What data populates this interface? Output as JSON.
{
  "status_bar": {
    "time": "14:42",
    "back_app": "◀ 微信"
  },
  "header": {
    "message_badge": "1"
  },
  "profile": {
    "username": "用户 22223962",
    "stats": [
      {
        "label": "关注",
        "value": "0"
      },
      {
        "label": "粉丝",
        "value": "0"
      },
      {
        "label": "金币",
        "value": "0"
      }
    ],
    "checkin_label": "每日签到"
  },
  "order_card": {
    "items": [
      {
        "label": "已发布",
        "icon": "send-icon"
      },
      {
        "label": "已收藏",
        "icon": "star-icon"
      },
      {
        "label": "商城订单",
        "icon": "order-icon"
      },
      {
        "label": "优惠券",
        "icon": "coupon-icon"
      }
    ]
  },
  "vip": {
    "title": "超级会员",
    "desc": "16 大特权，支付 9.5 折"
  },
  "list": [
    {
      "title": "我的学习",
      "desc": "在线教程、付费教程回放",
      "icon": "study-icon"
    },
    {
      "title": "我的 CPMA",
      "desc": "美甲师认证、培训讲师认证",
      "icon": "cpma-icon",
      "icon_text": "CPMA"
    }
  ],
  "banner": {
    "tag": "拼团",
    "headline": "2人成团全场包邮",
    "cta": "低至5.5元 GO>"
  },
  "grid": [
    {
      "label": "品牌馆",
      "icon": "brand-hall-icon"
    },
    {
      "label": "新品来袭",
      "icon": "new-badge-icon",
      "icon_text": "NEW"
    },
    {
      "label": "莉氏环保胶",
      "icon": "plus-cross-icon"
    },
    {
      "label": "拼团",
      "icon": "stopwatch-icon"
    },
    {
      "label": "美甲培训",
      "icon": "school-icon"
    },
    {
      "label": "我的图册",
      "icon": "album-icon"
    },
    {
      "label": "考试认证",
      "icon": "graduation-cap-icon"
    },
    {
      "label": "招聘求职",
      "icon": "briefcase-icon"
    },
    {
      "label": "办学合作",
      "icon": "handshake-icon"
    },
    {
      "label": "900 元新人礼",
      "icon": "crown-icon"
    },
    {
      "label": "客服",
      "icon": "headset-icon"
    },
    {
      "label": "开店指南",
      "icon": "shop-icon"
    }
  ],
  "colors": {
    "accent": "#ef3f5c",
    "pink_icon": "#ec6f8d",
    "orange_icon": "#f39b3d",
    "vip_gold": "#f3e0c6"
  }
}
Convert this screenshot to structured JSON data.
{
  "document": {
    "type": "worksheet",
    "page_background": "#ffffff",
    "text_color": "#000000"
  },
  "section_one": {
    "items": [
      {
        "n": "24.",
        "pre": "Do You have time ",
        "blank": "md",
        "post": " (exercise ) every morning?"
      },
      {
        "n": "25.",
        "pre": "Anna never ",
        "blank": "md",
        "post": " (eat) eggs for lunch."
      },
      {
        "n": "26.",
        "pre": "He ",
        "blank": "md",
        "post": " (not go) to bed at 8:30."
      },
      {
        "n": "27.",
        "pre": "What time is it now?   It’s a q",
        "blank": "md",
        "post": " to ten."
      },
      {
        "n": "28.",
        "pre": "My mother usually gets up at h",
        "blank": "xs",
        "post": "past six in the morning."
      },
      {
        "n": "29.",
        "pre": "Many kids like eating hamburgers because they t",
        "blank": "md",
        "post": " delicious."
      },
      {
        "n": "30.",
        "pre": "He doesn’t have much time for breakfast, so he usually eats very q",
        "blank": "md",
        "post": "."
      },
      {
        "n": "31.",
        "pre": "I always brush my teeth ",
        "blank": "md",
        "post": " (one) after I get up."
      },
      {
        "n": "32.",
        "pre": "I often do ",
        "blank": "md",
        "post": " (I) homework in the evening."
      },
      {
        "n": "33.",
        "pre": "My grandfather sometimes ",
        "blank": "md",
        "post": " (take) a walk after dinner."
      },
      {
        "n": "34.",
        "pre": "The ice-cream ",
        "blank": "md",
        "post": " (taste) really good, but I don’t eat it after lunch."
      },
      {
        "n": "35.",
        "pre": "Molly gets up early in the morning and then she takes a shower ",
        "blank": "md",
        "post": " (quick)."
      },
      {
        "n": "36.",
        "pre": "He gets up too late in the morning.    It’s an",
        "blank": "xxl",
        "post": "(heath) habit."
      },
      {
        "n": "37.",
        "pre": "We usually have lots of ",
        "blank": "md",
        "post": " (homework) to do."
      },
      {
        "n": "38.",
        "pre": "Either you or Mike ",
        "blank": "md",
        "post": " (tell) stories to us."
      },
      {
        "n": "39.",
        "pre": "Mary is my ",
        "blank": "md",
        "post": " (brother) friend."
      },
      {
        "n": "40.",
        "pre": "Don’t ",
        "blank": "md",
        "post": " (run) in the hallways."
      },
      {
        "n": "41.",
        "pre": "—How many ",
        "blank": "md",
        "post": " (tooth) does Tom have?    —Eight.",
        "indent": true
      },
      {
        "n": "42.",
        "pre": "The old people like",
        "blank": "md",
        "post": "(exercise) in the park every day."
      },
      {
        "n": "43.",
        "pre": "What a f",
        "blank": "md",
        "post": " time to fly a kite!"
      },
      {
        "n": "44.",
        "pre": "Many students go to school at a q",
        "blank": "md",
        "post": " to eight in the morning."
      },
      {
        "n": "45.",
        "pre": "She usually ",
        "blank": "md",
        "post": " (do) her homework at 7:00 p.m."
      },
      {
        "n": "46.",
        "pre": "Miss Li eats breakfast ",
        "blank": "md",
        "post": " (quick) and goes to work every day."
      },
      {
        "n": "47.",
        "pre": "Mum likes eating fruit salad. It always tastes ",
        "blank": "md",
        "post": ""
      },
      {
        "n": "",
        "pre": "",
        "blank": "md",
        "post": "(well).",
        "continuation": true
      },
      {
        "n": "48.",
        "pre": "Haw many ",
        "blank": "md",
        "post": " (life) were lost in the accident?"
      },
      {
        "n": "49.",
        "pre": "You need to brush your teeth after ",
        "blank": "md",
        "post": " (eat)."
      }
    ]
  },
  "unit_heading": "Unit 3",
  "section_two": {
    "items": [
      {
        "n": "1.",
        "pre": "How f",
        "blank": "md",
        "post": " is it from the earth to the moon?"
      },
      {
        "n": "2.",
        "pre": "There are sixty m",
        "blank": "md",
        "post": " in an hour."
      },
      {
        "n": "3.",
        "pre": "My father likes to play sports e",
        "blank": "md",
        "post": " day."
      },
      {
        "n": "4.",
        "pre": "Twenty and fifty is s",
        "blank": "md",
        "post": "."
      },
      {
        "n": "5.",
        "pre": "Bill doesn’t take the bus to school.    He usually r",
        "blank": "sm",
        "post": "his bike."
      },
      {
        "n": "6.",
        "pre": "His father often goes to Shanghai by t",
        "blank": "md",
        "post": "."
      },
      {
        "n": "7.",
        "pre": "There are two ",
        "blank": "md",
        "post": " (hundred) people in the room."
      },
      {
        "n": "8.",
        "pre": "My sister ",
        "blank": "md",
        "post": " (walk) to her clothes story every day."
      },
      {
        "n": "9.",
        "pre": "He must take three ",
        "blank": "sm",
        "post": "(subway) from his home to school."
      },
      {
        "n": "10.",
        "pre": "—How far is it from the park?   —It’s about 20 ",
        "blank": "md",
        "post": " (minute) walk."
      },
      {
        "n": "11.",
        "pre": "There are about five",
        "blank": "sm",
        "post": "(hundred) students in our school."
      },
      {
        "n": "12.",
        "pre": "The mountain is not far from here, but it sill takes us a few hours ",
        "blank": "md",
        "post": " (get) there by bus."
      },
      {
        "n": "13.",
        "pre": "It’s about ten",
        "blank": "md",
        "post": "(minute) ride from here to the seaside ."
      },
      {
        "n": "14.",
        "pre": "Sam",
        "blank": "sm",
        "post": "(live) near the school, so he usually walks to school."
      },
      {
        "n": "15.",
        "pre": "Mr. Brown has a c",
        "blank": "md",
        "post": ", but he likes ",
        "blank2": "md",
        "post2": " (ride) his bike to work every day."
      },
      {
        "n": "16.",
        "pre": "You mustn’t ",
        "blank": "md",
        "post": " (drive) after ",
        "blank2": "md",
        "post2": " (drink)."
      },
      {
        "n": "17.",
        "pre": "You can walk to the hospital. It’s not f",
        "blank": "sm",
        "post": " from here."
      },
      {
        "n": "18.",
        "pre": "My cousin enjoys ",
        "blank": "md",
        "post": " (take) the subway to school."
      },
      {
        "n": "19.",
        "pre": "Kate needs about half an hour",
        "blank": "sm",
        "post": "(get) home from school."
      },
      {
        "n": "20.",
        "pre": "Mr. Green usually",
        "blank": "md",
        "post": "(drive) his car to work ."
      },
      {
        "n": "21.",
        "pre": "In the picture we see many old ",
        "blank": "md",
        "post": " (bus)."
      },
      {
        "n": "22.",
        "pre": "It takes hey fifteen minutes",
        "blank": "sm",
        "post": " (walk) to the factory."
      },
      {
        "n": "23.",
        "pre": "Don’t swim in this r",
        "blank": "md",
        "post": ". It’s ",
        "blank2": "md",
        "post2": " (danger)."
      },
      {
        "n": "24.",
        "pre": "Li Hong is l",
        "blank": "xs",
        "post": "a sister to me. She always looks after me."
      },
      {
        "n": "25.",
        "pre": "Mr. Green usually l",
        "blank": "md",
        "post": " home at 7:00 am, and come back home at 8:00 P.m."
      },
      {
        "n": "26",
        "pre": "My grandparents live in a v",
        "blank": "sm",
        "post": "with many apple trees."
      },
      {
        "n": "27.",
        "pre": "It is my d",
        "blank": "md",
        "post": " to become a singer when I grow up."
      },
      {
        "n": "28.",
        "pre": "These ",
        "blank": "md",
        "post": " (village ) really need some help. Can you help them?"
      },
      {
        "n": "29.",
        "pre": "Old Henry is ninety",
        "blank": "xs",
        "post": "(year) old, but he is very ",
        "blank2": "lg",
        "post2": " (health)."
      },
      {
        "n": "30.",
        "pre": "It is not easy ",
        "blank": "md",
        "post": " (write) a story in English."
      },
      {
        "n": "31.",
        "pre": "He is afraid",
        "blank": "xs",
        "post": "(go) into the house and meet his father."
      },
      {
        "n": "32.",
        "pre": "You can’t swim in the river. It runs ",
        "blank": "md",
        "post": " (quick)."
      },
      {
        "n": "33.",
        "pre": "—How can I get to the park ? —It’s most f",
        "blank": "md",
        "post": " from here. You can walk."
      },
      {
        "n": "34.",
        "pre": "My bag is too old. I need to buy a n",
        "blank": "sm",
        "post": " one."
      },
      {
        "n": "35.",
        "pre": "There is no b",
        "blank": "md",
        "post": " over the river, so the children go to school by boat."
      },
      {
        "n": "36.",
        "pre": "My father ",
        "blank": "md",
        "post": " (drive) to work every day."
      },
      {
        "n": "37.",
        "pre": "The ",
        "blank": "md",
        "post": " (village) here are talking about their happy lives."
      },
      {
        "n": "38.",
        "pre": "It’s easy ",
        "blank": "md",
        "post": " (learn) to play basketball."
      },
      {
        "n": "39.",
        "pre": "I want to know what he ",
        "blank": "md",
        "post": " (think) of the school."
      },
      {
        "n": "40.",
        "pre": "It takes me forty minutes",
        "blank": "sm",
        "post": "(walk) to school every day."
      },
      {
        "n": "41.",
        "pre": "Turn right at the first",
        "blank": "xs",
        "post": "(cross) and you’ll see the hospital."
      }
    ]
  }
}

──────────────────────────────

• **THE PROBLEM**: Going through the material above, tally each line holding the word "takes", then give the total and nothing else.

• **REPLY**: 4